"""
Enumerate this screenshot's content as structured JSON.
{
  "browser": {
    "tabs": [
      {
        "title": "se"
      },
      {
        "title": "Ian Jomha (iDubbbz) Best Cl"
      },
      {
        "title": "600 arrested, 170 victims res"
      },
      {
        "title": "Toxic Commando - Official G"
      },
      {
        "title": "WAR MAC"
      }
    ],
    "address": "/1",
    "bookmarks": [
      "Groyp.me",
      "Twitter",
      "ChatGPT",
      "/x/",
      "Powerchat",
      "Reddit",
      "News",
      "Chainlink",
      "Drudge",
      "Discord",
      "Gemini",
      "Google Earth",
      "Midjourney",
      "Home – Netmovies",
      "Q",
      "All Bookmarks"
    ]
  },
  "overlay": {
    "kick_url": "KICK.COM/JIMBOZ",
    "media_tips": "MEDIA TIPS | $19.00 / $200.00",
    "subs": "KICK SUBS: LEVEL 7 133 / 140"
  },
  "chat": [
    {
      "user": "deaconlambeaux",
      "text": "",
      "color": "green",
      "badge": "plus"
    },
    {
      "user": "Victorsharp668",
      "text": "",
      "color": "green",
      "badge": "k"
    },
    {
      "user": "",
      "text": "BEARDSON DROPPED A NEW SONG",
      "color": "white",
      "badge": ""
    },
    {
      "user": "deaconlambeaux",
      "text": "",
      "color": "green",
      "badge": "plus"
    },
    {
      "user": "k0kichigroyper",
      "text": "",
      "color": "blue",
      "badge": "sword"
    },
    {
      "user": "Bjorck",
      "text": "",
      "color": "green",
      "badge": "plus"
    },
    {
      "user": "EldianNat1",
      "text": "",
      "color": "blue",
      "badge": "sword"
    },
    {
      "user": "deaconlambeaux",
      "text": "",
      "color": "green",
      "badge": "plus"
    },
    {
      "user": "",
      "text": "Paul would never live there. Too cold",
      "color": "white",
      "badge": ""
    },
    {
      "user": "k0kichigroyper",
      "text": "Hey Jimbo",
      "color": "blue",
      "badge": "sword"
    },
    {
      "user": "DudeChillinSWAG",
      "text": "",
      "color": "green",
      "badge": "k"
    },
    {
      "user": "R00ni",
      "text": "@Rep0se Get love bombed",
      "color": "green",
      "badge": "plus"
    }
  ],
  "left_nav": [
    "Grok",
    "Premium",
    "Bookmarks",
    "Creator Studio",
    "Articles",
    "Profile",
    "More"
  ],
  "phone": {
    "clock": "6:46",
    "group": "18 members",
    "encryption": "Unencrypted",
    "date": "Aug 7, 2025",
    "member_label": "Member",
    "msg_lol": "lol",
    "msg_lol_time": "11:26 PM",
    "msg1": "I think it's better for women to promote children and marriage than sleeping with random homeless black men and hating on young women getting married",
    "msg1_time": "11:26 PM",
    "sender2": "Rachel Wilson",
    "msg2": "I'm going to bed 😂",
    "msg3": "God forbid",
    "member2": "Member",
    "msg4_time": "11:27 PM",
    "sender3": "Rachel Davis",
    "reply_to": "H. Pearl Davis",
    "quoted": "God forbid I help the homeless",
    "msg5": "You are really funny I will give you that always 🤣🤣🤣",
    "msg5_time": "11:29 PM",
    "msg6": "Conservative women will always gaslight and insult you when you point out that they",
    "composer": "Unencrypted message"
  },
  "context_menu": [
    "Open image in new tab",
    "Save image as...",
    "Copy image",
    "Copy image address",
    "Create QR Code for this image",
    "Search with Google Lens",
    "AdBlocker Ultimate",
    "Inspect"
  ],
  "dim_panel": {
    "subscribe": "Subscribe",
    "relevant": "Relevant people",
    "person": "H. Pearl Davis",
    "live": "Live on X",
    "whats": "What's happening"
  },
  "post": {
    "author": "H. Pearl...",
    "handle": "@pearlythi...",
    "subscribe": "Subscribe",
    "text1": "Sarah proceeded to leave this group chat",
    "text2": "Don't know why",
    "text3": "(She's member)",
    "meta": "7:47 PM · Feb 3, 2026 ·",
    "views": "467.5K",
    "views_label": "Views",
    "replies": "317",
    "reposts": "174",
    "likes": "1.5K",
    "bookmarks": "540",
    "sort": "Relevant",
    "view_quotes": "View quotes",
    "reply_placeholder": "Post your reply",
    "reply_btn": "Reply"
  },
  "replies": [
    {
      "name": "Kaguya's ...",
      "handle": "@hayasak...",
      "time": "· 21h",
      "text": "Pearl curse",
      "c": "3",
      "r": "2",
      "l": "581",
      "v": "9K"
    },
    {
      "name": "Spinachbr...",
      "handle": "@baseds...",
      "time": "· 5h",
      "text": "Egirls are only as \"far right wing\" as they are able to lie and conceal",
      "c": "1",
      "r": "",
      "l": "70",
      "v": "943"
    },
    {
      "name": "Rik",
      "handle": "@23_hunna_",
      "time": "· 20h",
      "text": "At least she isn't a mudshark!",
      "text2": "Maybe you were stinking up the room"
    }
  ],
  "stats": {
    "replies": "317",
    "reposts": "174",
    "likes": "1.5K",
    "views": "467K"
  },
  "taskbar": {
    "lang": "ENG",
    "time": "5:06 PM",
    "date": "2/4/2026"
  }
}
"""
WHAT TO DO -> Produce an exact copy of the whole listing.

OUTPUT BELOW ->
Enumerate this screenshot's content as structured JSON.
{
  "browser": {
    "tabs": [
      {
        "title": "se"
      },
      {
        "title": "Ian Jomha (iDubbbz) Best Cl"
      },
      {
        "title": "600 arrested, 170 victims res"
      },
      {
        "title": "Toxic Commando - Official G"
      },
      {
        "title": "WAR MAC"
      }
    ],
    "address": "/1",
    "bookmarks": [
      "Groyp.me",
      "Twitter",
      "ChatGPT",
      "/x/",
      "Powerchat",
      "Reddit",
      "News",
      "Chainlink",
      "Drudge",
      "Discord",
      "Gemini",
      "Google Earth",
      "Midjourney",
      "Home – Netmovies",
      "Q",
      "All Bookmarks"
    ]
  },
  "overlay": {
    "kick_url": "KICK.COM/JIMBOZ",
    "media_tips": "MEDIA TIPS | $19.00 / $200.00",
    "subs": "KICK SUBS: LEVEL 7 133 / 140"
  },
  "chat": [
    {
      "user": "deaconlambeaux",
      "text": "",
      "color": "green",
      "badge": "plus"
    },
    {
      "user": "Victorsharp668",
      "text": "",
      "color": "green",
      "badge": "k"
    },
    {
      "user": "",
      "text": "BEARDSON DROPPED A NEW SONG",
      "color": "white",
      "badge": ""
    },
    {
      "user": "deaconlambeaux",
      "text": "",
      "color": "green",
      "badge": "plus"
    },
    {
      "user": "k0kichigroyper",
      "text": "",
      "color": "blue",
      "badge": "sword"
    },
    {
      "user": "Bjorck",
      "text": "",
      "color": "green",
      "badge": "plus"
    },
    {
      "user": "EldianNat1",
      "text": "",
      "color": "blue",
      "badge": "sword"
    },
    {
      "user": "deaconlambeaux",
      "text": "",
      "color": "green",
      "badge": "plus"
    },
    {
      "user": "",
      "text": "Paul would never live there. Too cold",
      "color": "white",
      "badge": ""
    },
    {
      "user": "k0kichigroyper",
      "text": "Hey Jimbo",
      "color": "blue",
      "badge": "sword"
    },
    {
      "user": "DudeChillinSWAG",
      "text": "",
      "color": "green",
      "badge": "k"
    },
    {
      "user": "R00ni",
      "text": "@Rep0se Get love bombed",
      "color": "green",
      "badge": "plus"
    }
  ],
  "left_nav": [
    "Grok",
    "Premium",
    "Bookmarks",
    "Creator Studio",
    "Articles",
    "Profile",
    "More"
  ],
  "phone": {
    "clock": "6:46",
    "group": "18 members",
    "encryption": "Unencrypted",
    "date": "Aug 7, 2025",
    "member_label": "Member",
    "msg_lol": "lol",
    "msg_lol_time": "11:26 PM",
    "msg1": "I think it's better for women to promote children and marriage than sleeping with random homeless black men and hating on young women getting married",
    "msg1_time": "11:26 PM",
    "sender2": "Rachel Wilson",
    "msg2": "I'm going to bed 😂",
    "msg3": "God forbid",
    "member2": "Member",
    "msg4_time": "11:27 PM",
    "sender3": "Rachel Davis",
    "reply_to": "H. Pearl Davis",
    "quoted": "God forbid I help the homeless",
    "msg5": "You are really funny I will give you that always 🤣🤣🤣",
    "msg5_time": "11:29 PM",
    "msg6": "Conservative women will always gaslight and insult you when you point out that they",
    "composer": "Unencrypted message"
  },
  "context_menu": [
    "Open image in new tab",
    "Save image as...",
    "Copy image",
    "Copy image address",
    "Create QR Code for this image",
    "Search with Google Lens",
    "AdBlocker Ultimate",
    "Inspect"
  ],
  "dim_panel": {
    "subscribe": "Subscribe",
    "relevant": "Relevant people",
    "person": "H. Pearl Davis",
    "live": "Live on X",
    "whats": "What's happening"
  },
  "post": {
    "author": "H. Pearl...",
    "handle": "@pearlythi...",
    "subscribe": "Subscribe",
    "text1": "Sarah proceeded to leave this group chat",
    "text2": "Don't know why",
    "text3": "(She's member)",
    "meta": "7:47 PM · Feb 3, 2026 ·",
    "views": "467.5K",
    "views_label": "Views",
    "replies": "317",
    "reposts": "174",
    "likes": "1.5K",
    "bookmarks": "540",
    "sort": "Relevant",
    "view_quotes": "View quotes",
    "reply_placeholder": "Post your reply",
    "reply_btn": "Reply"
  },
  "replies": [
    {
      "name": "Kaguya's ...",
      "handle": "@hayasak...",
      "time": "· 21h",
      "text": "Pearl curse",
      "c": "3",
      "r": "2",
      "l": "581",
      "v": "9K"
    },
    {
      "name": "Spinachbr...",
      "handle": "@baseds...",
      "time": "· 5h",
      "text": "Egirls are only as \"far right wing\" as they are able to lie and conceal",
      "c": "1",
      "r": "",
      "l": "70",
      "v": "943"
    },
    {
      "name": "Rik",
      "handle": "@23_hunna_",
      "time": "· 20h",
      "text": "At least she isn't a mudshark!",
      "text2": "Maybe you were stinking up the room"
    }
  ],
  "stats": {
    "replies": "317",
    "reposts": "174",
    "likes": "1.5K",
    "views": "467K"
  },
  "taskbar": {
    "lang": "ENG",
    "time": "5:06 PM",
    "date": "2/4/2026"
  }
}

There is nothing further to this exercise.